Poorhouse Stirabout

Asenath Nicholson
Chapter XXIII (2) | Start of Chapter

The city is three miles in circumference; and but one gate, called the water Gate of St. John's Castle, is now standing of the seventeen which were there in 1760. I found a laboring man near the poor-house, who told me there were 1700 inmates, and "I don't know what to say of the stirabout there they give 'em." "And what, sir, is the matter with the stirabout?" "Why, by dad, ma'am, 'twould give a man waik quawrters to ait it. They say it runs like wawter." This I found was the universal cry of all the beggars throughout Ireland, when told to go to the poor-house. "The stirabout is so waik, that 'twould take the life of ye." My stay in Limerick was too short, though I saw the whole town and its outward curiosities. The people was what I wanted to see. At three I took a car for Ennis, an ancient town going to decay. Clare Castle, standing a little distance from the town, now the abode of soldiers, makes a pretty appearance at the bridge upon the banks of the river. Here too are the remains of a Franciscan monastery, and you are told of a great battle fought here in 1298.

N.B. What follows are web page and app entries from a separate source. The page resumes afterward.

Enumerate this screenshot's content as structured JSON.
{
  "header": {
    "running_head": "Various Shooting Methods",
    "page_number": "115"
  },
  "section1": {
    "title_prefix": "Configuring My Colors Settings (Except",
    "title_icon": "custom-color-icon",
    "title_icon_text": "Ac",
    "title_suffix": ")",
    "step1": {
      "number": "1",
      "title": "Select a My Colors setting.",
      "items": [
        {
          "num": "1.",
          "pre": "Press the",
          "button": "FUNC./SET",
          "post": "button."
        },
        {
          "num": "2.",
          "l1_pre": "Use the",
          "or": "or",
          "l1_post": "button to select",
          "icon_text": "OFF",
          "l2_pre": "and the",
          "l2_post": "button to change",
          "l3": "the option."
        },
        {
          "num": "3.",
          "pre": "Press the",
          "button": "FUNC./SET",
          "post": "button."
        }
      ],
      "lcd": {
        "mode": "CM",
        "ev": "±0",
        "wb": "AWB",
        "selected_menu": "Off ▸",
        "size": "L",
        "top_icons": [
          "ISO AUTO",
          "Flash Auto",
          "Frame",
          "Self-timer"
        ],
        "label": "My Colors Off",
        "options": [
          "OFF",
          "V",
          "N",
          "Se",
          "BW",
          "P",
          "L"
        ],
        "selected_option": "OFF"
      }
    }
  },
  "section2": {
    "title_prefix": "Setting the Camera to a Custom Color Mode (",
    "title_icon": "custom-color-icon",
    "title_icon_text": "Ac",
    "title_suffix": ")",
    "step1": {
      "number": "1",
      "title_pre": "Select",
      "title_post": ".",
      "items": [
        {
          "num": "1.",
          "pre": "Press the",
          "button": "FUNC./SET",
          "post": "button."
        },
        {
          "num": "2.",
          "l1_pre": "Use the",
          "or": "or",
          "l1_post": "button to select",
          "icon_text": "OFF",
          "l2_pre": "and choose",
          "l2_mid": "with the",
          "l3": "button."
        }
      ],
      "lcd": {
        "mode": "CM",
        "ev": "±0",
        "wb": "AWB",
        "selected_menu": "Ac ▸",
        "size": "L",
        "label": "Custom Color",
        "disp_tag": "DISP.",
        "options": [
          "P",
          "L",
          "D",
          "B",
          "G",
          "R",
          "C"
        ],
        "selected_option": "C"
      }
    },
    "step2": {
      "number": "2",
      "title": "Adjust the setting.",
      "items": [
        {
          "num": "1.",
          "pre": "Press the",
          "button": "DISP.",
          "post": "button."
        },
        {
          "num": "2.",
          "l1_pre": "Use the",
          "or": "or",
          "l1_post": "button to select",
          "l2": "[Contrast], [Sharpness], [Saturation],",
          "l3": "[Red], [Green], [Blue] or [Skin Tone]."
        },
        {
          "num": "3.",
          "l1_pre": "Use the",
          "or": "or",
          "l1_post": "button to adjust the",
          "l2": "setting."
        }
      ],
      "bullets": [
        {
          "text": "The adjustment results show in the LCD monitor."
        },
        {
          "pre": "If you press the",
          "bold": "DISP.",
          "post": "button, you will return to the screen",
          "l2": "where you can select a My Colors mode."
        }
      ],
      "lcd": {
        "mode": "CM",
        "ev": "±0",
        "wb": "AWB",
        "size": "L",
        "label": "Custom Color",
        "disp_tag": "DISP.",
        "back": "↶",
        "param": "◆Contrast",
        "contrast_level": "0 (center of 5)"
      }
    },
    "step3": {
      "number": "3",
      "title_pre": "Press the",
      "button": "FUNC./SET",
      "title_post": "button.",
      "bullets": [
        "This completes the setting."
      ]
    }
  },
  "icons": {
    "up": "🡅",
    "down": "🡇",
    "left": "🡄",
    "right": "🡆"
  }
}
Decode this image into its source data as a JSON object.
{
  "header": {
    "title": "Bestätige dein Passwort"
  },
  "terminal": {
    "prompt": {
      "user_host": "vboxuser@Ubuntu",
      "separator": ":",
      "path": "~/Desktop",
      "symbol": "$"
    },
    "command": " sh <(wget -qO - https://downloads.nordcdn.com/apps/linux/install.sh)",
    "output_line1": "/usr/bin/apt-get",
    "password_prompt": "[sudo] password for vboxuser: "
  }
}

Ireland’s Welome to the Stranger is one of the best accounts of Irish social conditions, customs, quirks and habits that you could wish for. The author, Mrs Asenath Nicholson, was an American widow who travelled extensively in Ireland on the eve of the Great Famine and meticulously observed the Irish peasantry at work and play, as well as noting their living conditions and diet. The book is also available from Kindle.